LETTERS: October 15th Issue
Re.: Don’t Shoot the Messenger: Sailing Through Transition
Though we certainly appreciate your attention to and coverage of Southern Oregon University and the SOU Board of Trustees, your piece contains a factual error that I feel merits correction. The SOU Board has not extended President Saigo’s contract. Rather, the Board voted unanimously to give Board Chair Bill Thorndike authority to move forward with consultation of faculty, staff, students, and the Governor’s Office regarding the possibility of a contract extension for President Saigo. No vote on whether or not to actually extend his contract has taken place. I would appreciate correction and/or clarification of this matter. Additionally, I encourage you to reach out to me any time you have questions or need information regarding SOU in the future. My contact information is contained in my email signature below.
– Ryan Brown, head of community and media relations
Re.: Lawn Watering
In response to the response, to my letter about lawn watering, I love “this beautiful place” and will do what I can to preserve, conserve and protect it in order to help keep it “this beautiful place.” I was quite simply pointing out how much we need to pay attention to drought conditions in hot, smoky summers or anytime, really. We all live here and quite honestly we baby boomers are the original ones who began pointing out the need to care for Mother Earth and there are a lot of boomers who live here in Ashland and have lived here all their lives who have the same ideas. I may be a newcomer, but I am here because I found a place and people I connected with about the environment and
As to being anal and oppressive, I’m not even going to comment on the syntax of the words, but suffice it to say, we’re just trying to again, preserve the beauty and wonder of this town, as well as the forests, rivers and land around it. We are not here to just do recreational things—there are retirees/boomers who do lots of volunteer work, because they feel a connection and appreciate “this beautiful place.” We all belong to this earth and the parcels of her that we purchase, but if my neighbor is running water unnecessarily and wasting it or doing anything to harm or neglect, either directly or indirectly, my property or any property around me, I will protest, because it is my business! This whole attitude of minding our own business and not caring about our neighbors or the land around us is what got us into this mess, i.e., climate change, etc., in the first place! What you do to others you do to yourself!
I was not rude, according to your perspective, I was just trying to make a point. I do not want to witness the demise of this town or her people and the whole culture, if I let others who might try to come in and over-develop or otherwise hurt the land, etc., because it’s none of my business. This is why we have a city council for important things about this town. Try to imagine no one going to these meetings, because it’s none of my business?
I just love this place, it’s so beautiful and full of culture with Shakespeare theatre, and wonderful, friendly people, beautiful land and mountains, not to mention the fascinating geology! And I have great respect for the ranchers, farmers and vintners and all the old-timers who built this place and gave it its history.

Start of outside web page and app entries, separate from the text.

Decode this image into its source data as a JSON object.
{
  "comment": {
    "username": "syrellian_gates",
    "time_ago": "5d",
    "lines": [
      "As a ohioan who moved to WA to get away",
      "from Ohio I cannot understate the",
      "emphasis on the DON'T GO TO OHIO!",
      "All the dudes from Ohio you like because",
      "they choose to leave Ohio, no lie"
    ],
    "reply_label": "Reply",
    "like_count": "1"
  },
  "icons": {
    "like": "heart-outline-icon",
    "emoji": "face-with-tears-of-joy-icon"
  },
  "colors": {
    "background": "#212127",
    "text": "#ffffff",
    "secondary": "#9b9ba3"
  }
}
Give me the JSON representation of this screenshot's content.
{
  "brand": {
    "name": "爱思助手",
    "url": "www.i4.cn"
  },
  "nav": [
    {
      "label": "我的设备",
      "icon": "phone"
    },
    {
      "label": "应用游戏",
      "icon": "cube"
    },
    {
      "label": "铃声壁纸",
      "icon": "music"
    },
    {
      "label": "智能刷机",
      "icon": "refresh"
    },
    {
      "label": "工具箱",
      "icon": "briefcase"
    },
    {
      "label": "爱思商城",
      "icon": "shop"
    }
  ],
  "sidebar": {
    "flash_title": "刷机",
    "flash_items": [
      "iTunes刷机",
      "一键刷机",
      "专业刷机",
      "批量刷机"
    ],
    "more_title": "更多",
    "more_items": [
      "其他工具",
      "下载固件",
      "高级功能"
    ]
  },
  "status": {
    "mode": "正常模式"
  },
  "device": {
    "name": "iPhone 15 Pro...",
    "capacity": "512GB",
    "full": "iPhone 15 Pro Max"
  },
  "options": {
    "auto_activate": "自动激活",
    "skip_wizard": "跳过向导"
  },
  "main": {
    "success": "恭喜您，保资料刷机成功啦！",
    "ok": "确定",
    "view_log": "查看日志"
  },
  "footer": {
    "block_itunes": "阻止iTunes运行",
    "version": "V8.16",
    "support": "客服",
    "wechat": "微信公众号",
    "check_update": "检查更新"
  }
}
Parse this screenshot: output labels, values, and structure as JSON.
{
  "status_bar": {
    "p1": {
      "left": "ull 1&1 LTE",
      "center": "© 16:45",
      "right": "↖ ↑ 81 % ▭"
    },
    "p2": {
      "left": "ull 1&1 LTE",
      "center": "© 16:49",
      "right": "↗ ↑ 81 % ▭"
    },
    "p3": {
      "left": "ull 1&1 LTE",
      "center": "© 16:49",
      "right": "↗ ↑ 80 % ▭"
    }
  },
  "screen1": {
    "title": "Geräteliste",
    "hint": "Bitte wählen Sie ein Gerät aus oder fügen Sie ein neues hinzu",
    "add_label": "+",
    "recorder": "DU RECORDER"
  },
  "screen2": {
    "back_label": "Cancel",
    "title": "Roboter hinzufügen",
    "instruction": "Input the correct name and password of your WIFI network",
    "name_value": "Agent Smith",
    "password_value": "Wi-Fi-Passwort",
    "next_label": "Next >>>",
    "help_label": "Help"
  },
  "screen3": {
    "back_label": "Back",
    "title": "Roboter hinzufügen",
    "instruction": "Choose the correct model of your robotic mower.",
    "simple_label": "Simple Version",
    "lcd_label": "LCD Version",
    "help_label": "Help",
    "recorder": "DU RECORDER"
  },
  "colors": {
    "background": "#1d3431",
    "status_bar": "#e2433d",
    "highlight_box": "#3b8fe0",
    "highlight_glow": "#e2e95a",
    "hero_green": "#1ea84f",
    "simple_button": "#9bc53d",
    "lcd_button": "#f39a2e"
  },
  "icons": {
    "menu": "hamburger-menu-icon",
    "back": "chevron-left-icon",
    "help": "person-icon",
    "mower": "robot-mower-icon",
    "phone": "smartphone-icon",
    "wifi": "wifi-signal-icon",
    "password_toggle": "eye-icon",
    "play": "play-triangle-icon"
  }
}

And by the way, you won’t see me taking down addresses/names—my drone is very quiet and small. You’ll just think it’s a bird…
– Cynthia Rucyst
Re.: Public Art (Editor’s Note: I hope we placed this letter in the right spot!)
Any metallic art at the eastern gateway into historic Shakespeare Town not only insults the Historic Commission’s input it is bad Feng shui. “Gather” in metallic modern art it breaks design rules to place metallic art on the eastern compass side of Ashland, which is the wood element.
Metal cuts down the eastern wood element and any metallic art should be located on the western side of town where metal is regenerative to the earth. The bronze totem pole is already appropriately located on the western side of town and is both historically appropriate and in keeping with Feng shui art principles.
Art placed in the eastern end of town should feature tall rectangular wooden elements such as trees and possibly a water fountain surrounded by roses or other beautiful flora, or water jet sprays that the children of pedestrians could enjoy. It should be a lovely garden setting with colored lights on the fountain and flowers, to welcome those who enter.
The ceramic element of the art tiles by library are fitting. Placement of artful non-metallic carving of forest wildlife such as bear, cougar, deer, birds, butterflies, or honeybees would bring auspicious prosperity to the eastern doorway to historic downtown. Shakespeare Town has a lot of Asian tourists and to dishonor Feng shei principles of design placement is rude of the Art Commission. Our Mayor for Peace should want Ashland to have Feng shei prosperity with Japan and our Asian neighbors directly across the ocean.
– Nancy Nelson